The Second Great Awakening<br />". . . one can almost say that the steady burning of the Revival,…was a central mode of this culture's search for national identity." — Perry Miller, The Life of the Mind in America: From the Revolution to the Civil War<br />
What was The 2nd Great Awakening?<br /><ul><li>1790-1840
Period of religious revival following the American Revolution
Evangelical contributions changed social aspects of American life</li></ul>1839 Methodist camp meeting<br />
The Camp Meeting<br /><ul><li>Phenomenon of American frontier Christianity
Due to the movement of thousands to what had once been unknown wilderness
The curious and sincere flocked to the meetings and “camped out” </li></li></ul><li>Music & Hymn Singing<br />Music & Hymn Singing<br /><ul><li>Main aspect of camp meetings
Focused on Rote learning or sheer memorization
Collections of camp meeting hymns published to help propagate the evangelical teachings of the meetings
These hymns were comprised of everyday language and Scripture phrases </li></ul>Young people all, attention<br /> give,<br />While I address you in God's name;<br />You who in sin and folly live, <br />Come hear the counsel of a friend:<br />I sought for bliss in glitt'ring toys,<br />And rang'd the ‘luring scenes of vice,<br />But never found substantial joys, <br />Until I heard my Saviour's voice. ..”<br />
The Woman’s Role<br /><ul><li>At the time, Women threw themselves into benevolent Christian work due to the complete exclusion from politics which they faced.
As a result, women were the leaders in spreading the teachings of Awakening to others. </li></ul>Frank Leslie's Illustrated Newspaper, Women, active in camp meetings, early 1800's <br />
Peter Cartwright<br />“…and then and there I promised the Lord that if he would spare me, I would seek and serve him; and I never fully broke that promise”.<br /><ul><li>(1785-1872)
Early American “hellfire and brimstone” minister preacher
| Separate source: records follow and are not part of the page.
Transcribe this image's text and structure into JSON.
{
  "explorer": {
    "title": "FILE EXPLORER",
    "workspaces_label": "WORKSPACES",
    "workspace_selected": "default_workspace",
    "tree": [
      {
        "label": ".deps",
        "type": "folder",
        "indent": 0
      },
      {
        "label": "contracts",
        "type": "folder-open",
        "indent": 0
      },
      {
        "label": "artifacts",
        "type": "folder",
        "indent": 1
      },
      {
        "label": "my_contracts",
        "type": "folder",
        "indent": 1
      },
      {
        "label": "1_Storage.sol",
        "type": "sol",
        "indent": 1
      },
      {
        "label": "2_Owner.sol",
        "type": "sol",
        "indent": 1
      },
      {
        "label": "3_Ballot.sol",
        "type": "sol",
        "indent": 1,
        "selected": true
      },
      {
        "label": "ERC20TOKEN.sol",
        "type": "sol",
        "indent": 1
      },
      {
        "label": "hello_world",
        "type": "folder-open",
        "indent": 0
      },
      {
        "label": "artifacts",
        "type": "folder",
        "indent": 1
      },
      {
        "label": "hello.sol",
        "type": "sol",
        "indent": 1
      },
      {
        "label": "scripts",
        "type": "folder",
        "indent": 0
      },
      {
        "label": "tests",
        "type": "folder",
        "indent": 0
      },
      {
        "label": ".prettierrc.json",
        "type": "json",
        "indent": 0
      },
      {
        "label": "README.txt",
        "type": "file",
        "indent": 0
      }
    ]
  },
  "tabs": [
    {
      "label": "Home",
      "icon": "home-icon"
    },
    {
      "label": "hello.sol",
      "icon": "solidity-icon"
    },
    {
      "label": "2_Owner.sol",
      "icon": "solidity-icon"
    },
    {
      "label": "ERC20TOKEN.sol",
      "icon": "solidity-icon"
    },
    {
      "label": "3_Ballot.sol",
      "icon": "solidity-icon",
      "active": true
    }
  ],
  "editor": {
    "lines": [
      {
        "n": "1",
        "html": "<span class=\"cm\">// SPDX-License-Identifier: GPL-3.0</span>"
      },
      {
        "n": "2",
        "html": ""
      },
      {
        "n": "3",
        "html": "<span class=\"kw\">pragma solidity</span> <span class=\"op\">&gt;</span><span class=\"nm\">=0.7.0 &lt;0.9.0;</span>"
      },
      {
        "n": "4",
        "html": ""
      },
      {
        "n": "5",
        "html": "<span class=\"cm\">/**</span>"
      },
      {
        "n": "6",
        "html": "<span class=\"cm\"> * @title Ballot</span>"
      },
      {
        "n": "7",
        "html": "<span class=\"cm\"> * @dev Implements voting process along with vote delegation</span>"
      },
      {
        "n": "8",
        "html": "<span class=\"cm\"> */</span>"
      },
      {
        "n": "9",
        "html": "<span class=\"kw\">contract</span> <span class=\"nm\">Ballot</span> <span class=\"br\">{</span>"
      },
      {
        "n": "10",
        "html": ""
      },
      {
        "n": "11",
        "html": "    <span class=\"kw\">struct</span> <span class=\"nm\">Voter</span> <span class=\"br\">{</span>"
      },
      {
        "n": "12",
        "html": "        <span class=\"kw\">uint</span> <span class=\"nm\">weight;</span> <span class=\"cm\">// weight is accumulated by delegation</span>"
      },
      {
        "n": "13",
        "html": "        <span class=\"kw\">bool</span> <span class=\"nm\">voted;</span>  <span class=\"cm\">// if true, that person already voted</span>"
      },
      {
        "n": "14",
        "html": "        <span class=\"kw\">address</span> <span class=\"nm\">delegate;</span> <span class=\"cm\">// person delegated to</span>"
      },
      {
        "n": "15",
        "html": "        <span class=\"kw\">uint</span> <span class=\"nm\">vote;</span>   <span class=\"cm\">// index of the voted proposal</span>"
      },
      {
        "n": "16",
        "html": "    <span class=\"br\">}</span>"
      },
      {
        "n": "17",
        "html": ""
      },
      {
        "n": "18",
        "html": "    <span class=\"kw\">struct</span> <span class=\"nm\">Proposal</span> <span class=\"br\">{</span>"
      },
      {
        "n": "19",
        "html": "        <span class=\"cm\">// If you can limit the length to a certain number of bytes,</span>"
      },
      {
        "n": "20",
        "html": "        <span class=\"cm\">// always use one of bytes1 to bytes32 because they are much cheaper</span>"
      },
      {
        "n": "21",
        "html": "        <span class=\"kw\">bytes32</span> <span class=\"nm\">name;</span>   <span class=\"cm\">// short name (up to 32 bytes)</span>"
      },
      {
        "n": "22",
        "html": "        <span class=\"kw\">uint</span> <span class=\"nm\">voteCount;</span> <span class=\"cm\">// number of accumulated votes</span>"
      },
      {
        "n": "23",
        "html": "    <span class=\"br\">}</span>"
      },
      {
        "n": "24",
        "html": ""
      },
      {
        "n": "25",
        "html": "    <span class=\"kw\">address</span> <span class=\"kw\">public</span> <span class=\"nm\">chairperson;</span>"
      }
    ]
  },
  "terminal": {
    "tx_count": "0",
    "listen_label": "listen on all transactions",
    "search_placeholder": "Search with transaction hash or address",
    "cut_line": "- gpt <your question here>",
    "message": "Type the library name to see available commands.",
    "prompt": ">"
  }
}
Lost to Abraham Lincoln for Congress seat in 1846</li></li></ul><li>Charles Grandison Finney<br />(1792-1875)<br />“The Father of Modern Revivalism” <br />Made significant innovations in preaching and religious meetings <br />Author of Religious Revivals and many other publications <br />Very opinionated and an avid criticizer of other Christian teachings <br />
Other Implications…<br /><ul><li>American Christians took it upon themselves to reform society during this time.
Women’s rights, abolitionism, temperance, etc. </li>